= Beginning of Section =

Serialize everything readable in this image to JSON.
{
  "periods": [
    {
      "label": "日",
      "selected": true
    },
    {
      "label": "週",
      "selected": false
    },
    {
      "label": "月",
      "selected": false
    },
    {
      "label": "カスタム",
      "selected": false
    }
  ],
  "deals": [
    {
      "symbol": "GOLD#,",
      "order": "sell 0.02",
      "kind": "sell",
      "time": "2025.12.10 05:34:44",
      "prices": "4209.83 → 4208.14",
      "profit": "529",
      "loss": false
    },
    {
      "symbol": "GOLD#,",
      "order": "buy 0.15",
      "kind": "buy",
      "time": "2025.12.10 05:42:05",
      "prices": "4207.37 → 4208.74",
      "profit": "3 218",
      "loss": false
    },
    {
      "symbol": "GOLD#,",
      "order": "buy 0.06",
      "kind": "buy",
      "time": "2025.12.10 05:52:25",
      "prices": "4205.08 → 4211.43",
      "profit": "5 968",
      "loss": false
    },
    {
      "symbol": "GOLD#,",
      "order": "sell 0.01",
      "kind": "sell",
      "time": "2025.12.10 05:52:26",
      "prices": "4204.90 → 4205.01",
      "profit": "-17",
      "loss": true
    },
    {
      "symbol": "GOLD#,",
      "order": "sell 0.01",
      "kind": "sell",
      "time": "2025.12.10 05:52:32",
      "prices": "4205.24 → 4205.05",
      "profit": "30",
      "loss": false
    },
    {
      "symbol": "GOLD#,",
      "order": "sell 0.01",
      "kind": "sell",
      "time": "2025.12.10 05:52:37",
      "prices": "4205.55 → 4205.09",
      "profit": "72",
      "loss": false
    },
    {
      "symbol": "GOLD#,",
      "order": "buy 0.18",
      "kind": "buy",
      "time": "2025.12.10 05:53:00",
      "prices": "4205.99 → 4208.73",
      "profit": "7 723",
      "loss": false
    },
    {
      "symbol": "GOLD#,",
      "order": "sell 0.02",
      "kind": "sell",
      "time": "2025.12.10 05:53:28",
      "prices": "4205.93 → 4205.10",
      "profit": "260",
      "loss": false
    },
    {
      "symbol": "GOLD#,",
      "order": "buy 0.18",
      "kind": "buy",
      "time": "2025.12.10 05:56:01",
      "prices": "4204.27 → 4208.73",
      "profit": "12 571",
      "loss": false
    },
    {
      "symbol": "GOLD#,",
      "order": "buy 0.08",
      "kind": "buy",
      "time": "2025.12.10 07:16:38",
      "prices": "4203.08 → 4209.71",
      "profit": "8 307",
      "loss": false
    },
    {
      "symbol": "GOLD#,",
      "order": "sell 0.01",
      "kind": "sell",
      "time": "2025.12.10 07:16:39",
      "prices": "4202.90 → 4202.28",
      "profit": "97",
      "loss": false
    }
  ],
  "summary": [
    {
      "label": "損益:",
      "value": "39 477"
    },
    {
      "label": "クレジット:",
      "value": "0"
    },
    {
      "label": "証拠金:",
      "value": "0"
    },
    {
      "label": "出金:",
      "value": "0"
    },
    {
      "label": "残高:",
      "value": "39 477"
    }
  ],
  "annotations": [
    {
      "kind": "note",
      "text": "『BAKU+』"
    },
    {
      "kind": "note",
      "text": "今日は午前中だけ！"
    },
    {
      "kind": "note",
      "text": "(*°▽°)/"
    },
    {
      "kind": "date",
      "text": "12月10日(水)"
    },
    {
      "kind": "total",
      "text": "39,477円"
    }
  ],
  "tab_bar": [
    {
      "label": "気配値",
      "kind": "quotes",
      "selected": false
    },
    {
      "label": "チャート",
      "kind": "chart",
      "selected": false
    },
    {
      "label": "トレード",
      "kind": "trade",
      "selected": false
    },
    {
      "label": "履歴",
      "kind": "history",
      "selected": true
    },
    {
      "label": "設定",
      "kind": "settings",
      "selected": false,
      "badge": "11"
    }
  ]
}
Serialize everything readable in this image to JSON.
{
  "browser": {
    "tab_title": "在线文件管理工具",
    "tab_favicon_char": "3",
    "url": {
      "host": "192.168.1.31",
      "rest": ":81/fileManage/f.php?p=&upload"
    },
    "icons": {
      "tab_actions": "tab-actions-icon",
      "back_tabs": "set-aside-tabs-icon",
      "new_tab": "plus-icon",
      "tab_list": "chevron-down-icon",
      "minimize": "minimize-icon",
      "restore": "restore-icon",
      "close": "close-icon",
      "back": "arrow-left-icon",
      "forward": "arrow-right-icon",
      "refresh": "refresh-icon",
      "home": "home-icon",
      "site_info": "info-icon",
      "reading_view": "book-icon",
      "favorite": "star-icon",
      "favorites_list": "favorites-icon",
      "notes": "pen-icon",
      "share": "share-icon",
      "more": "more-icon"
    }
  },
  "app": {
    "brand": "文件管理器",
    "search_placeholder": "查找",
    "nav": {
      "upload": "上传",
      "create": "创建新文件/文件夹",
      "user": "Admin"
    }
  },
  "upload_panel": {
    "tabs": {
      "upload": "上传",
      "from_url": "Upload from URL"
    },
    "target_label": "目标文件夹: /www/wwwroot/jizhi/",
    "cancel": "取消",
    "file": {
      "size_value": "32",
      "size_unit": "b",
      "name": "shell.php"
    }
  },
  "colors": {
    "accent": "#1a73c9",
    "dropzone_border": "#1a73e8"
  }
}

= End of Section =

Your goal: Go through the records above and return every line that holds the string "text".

Exercise solution:
      "text": "『BAKU+』"
      "text": "今日は午前中だけ！"
      "text": "(*°▽°)/"
      "text": "12月10日(水)"
      "text": "39,477円"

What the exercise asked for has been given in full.